# Work item
For each line below that holds the word "footer", make a copy.

# Recorded information
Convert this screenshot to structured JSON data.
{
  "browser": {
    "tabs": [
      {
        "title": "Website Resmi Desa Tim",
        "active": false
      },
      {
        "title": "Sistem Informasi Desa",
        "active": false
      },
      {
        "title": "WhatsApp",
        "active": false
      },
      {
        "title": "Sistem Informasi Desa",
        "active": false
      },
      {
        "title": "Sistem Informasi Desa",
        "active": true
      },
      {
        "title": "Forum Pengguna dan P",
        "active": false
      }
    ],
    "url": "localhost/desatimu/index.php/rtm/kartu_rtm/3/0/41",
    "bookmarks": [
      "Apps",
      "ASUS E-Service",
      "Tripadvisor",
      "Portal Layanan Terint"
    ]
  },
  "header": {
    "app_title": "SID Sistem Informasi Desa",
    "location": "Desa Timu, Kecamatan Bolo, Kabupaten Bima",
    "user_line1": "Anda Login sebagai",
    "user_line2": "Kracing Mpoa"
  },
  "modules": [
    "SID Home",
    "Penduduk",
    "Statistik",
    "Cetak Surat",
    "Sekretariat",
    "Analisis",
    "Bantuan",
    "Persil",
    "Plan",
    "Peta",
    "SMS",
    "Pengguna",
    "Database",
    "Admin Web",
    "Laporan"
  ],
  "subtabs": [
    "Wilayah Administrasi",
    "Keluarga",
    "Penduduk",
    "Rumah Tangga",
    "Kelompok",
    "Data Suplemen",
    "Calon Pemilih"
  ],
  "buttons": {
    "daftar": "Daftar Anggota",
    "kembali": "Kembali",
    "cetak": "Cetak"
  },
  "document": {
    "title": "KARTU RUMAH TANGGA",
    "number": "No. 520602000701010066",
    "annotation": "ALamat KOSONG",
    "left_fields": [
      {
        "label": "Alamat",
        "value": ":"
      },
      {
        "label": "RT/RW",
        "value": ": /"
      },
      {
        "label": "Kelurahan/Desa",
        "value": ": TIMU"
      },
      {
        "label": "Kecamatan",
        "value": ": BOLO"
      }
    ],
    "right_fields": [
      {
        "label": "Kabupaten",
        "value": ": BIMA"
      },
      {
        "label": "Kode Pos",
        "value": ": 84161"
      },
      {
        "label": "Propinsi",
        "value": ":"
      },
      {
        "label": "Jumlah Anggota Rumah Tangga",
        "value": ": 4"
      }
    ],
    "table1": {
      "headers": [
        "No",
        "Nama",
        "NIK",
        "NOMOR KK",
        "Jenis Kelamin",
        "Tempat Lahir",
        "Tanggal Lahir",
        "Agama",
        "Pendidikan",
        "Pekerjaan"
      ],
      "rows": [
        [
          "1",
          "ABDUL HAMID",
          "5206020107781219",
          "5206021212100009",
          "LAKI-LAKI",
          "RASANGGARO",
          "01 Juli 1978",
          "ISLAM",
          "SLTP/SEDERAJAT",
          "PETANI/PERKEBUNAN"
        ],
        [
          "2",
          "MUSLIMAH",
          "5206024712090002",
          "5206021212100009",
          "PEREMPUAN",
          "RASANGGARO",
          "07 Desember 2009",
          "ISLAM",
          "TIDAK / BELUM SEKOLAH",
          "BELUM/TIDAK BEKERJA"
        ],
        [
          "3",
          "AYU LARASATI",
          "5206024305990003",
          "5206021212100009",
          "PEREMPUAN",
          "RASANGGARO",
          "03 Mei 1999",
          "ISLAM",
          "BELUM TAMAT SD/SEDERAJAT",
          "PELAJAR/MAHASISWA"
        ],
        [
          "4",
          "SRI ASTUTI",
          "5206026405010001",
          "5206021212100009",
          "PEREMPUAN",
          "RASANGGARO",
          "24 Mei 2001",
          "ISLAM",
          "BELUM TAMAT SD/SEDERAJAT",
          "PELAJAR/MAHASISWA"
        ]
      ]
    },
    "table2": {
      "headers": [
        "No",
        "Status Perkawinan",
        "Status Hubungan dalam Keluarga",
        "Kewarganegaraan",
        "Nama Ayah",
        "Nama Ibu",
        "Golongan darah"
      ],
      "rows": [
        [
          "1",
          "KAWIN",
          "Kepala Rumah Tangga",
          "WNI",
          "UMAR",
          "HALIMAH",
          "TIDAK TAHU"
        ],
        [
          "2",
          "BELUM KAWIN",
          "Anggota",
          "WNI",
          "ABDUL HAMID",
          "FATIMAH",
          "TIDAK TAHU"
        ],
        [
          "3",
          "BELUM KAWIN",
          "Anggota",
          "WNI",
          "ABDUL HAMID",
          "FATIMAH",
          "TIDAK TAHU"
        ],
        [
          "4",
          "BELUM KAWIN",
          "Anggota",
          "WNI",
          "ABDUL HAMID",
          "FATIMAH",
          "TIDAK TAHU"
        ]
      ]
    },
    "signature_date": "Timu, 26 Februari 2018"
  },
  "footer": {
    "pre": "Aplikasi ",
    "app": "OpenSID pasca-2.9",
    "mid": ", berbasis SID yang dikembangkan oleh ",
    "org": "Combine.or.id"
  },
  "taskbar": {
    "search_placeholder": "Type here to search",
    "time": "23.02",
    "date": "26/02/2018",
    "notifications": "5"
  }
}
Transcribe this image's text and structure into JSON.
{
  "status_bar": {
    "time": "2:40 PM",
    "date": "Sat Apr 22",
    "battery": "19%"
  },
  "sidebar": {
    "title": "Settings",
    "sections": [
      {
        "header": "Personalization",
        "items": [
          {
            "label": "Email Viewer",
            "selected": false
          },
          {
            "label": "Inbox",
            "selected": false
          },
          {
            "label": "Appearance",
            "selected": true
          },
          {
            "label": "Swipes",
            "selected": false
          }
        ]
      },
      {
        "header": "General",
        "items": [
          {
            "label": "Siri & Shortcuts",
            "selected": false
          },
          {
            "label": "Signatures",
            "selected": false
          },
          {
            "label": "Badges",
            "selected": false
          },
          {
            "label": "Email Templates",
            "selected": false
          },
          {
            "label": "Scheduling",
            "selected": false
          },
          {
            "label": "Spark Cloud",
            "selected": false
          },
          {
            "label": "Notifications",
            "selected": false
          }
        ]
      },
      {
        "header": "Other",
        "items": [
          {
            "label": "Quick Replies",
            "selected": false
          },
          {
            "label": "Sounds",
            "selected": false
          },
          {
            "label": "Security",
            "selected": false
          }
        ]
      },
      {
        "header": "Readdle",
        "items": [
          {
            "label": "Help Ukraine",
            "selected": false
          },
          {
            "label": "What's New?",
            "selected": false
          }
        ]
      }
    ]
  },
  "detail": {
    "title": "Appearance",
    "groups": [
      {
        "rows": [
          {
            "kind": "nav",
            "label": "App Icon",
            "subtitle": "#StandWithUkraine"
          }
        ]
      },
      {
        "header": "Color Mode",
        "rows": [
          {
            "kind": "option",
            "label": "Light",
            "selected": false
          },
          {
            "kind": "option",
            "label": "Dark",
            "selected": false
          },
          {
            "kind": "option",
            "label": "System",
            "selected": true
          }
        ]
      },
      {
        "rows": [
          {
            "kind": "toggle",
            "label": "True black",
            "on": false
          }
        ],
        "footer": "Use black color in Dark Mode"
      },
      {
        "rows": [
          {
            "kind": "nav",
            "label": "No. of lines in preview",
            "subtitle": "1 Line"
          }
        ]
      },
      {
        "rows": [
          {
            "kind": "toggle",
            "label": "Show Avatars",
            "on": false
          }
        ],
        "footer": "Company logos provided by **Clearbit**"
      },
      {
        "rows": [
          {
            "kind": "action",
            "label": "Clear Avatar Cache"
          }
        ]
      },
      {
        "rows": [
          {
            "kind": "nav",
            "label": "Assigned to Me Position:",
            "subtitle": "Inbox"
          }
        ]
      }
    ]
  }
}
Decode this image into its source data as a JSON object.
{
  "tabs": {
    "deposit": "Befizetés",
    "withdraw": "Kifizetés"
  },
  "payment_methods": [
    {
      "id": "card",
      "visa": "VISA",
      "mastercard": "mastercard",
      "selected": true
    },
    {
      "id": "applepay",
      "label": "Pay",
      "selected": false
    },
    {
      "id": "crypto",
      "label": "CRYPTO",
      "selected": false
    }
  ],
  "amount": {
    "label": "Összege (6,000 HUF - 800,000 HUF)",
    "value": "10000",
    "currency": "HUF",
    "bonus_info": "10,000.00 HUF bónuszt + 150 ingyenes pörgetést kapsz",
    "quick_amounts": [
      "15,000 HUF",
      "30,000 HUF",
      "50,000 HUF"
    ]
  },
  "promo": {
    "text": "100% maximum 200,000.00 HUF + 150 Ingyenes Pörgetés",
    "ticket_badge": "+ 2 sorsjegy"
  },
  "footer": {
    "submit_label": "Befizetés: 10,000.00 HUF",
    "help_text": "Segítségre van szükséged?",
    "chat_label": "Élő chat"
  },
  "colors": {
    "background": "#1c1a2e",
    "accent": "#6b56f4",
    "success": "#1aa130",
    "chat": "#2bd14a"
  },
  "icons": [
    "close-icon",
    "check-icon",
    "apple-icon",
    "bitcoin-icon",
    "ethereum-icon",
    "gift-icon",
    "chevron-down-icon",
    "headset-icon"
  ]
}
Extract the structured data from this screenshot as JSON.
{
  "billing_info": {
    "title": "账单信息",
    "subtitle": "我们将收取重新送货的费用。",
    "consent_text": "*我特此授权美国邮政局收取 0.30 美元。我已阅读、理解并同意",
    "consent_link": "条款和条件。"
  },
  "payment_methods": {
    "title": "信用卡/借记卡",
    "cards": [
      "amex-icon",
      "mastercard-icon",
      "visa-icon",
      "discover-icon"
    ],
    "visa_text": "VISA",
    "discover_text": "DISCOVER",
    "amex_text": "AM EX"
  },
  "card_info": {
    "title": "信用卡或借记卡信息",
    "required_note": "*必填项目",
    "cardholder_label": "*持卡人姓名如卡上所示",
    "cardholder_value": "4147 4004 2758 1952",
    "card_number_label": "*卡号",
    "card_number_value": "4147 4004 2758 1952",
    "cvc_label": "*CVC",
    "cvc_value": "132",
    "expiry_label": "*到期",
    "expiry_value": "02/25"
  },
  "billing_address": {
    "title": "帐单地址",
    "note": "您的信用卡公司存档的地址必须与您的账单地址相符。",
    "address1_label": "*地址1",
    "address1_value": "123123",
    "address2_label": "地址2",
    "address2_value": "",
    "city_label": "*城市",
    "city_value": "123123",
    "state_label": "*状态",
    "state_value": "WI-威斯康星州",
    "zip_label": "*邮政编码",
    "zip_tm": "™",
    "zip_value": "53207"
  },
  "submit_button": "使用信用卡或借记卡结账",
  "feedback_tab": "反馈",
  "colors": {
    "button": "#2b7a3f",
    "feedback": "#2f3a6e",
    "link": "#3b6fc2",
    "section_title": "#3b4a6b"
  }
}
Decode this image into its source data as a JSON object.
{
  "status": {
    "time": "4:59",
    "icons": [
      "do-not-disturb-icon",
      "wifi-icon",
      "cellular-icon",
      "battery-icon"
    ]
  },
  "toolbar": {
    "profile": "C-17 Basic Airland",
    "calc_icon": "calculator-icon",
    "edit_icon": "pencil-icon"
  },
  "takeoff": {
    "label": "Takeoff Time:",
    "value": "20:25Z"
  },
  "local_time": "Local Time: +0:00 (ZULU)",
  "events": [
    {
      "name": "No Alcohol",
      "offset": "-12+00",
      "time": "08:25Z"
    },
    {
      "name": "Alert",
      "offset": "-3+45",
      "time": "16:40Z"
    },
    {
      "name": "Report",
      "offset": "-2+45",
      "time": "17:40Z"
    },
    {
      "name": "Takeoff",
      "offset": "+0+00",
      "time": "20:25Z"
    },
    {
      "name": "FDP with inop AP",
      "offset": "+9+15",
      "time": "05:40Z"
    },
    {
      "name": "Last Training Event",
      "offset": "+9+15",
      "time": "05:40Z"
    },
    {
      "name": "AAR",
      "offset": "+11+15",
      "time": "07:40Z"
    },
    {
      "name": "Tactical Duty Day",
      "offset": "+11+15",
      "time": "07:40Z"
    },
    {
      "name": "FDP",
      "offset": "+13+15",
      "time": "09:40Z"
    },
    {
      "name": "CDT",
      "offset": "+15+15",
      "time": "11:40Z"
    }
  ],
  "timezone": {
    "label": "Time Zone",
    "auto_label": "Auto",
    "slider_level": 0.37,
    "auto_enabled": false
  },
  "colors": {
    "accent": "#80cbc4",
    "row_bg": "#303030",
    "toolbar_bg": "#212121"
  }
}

# Answer to this task
  "footer": {
        "footer": "Use black color in Dark Mode"
        "footer": "Company logos provided by **Clearbit**"
  "footer": {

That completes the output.